In which lines of the data does the string "should" appear? Copy every one.

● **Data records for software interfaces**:
..............................
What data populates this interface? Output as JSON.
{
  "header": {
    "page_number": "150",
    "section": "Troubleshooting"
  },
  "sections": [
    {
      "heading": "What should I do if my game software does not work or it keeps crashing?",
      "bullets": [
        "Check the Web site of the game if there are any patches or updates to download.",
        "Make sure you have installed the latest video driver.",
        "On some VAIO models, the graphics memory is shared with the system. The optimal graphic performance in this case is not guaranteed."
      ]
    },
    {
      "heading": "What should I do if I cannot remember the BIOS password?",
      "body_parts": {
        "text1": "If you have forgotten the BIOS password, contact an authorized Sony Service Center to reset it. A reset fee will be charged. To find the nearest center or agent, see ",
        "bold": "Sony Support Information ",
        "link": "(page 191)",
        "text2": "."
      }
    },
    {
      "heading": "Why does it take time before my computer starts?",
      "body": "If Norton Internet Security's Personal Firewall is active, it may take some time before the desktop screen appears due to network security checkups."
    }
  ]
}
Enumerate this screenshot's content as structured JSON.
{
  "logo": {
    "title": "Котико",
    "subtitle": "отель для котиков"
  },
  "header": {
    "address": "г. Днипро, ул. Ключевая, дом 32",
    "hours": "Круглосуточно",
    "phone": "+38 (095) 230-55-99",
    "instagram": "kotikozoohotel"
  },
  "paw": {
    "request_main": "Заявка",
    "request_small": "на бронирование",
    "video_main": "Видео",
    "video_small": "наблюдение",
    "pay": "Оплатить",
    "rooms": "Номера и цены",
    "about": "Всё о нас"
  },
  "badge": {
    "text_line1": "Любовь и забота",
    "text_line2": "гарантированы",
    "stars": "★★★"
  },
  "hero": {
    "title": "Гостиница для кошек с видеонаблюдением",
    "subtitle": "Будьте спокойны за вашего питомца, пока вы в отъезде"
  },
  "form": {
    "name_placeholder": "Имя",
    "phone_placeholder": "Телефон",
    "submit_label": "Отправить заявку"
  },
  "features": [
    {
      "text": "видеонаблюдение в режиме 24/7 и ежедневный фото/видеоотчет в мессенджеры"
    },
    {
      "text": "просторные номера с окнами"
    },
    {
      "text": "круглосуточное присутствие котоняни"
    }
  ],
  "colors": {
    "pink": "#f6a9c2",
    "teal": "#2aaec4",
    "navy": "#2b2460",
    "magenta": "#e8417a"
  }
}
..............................
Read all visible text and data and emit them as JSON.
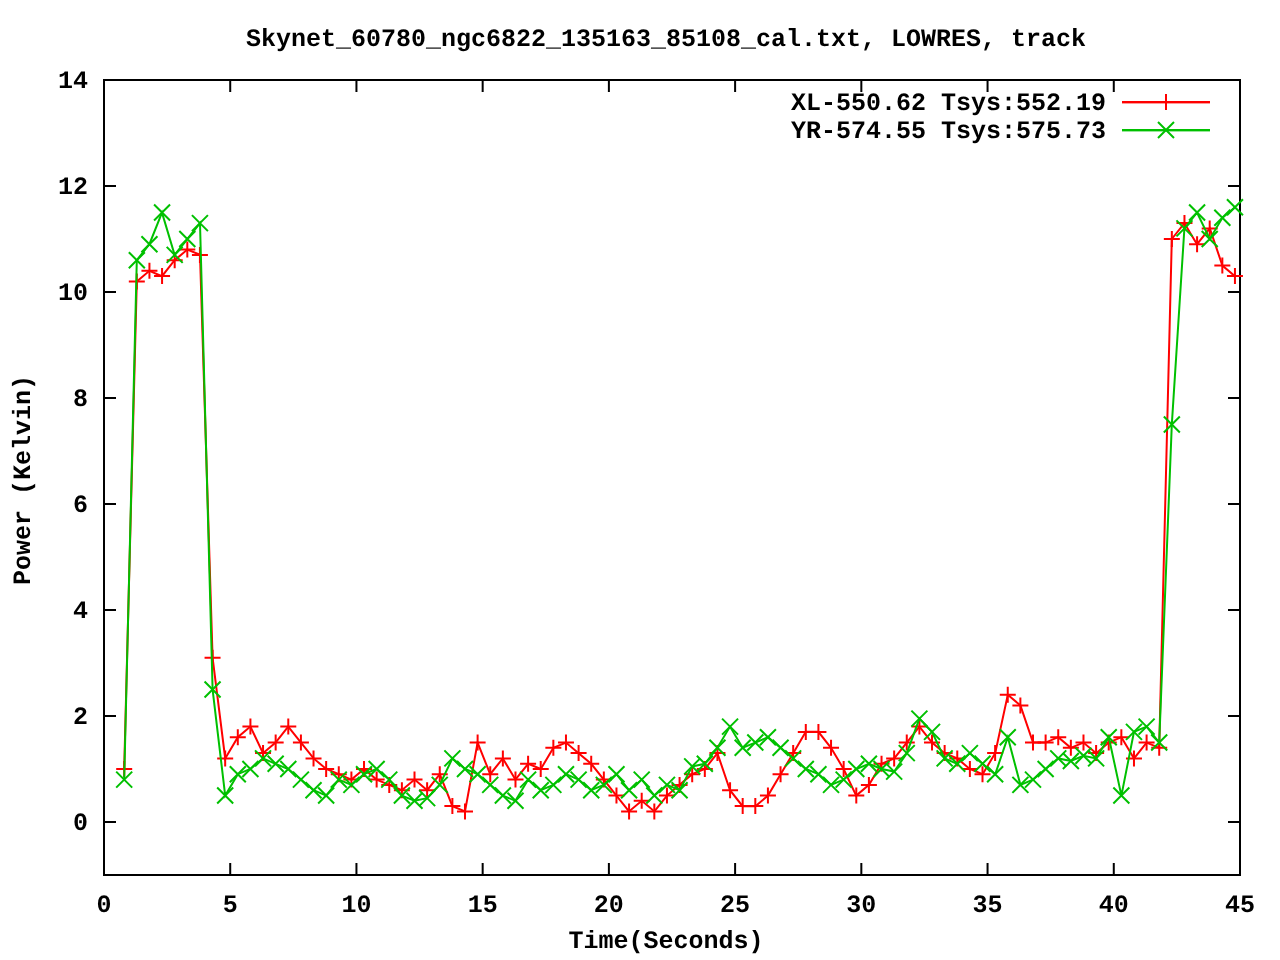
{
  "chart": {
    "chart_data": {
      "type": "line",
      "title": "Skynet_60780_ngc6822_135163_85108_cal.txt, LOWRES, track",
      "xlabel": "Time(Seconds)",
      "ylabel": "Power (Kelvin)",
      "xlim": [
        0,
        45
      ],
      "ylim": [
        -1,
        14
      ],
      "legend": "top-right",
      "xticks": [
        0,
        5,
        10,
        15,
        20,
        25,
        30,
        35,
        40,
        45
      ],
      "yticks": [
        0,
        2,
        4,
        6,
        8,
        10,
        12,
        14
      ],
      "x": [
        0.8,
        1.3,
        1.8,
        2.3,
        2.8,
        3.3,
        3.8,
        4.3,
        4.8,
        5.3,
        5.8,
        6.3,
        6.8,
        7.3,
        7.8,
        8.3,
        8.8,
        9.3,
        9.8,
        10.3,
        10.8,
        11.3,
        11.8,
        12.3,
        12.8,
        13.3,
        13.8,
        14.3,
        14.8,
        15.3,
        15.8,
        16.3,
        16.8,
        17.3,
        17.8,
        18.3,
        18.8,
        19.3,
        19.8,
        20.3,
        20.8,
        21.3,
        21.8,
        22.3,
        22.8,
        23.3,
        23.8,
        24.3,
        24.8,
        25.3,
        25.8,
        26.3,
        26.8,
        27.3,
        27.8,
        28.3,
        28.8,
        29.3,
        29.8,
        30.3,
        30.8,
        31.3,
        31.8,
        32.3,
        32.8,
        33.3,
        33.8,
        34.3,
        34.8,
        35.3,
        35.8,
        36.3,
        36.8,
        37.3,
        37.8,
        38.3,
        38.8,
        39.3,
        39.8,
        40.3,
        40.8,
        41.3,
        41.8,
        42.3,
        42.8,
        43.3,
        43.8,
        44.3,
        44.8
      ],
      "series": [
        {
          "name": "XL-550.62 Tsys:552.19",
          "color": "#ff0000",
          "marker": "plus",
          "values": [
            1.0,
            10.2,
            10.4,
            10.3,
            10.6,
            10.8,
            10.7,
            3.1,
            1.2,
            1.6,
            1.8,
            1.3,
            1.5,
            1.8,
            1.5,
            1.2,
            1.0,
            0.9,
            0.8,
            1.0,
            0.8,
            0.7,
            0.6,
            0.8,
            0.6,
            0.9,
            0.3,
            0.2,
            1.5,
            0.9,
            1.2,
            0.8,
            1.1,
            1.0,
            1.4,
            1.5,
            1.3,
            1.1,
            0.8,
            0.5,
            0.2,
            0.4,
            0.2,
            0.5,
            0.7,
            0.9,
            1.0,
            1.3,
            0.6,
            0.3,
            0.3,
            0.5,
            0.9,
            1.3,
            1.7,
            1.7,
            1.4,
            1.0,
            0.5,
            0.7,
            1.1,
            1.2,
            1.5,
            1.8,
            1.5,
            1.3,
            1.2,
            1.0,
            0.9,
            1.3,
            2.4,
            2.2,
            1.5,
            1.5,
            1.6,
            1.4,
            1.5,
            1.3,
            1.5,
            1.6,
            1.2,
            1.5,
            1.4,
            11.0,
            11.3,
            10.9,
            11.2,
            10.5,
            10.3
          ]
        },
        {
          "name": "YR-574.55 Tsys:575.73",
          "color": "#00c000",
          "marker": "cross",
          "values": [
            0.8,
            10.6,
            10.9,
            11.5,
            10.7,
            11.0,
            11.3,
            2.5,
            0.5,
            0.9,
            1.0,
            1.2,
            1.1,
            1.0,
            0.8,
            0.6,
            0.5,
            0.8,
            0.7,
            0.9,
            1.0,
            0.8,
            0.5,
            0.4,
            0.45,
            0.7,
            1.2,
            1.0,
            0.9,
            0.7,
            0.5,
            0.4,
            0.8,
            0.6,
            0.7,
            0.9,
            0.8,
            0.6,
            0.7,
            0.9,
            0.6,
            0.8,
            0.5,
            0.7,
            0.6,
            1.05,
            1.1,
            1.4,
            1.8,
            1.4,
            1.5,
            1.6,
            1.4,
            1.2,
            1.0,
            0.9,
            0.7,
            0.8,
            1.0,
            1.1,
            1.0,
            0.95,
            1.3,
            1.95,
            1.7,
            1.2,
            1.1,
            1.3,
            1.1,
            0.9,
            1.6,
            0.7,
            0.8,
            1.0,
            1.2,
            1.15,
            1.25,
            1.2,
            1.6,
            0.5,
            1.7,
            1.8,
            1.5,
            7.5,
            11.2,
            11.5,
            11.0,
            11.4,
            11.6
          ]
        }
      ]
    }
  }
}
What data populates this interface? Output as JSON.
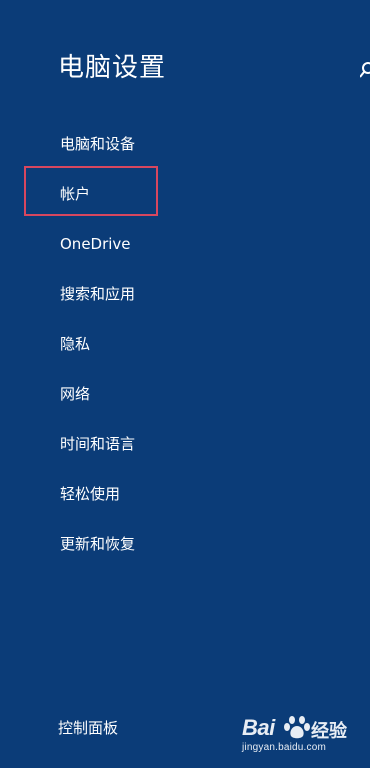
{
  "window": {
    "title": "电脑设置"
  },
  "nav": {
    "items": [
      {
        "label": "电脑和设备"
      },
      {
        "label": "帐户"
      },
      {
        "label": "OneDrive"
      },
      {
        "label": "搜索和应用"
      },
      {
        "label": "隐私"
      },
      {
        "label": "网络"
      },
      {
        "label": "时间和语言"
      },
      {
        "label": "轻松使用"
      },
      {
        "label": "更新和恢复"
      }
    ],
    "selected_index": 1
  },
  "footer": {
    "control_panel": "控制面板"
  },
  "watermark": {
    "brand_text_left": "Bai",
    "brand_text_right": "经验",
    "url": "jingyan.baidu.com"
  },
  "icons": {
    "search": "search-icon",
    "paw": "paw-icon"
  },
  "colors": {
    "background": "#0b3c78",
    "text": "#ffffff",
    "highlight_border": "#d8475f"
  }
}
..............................
● **Response**:
      "heading": "What should I do if my game software does not work or it keeps crashing?",
      "heading": "What should I do if I cannot remember the BIOS password?",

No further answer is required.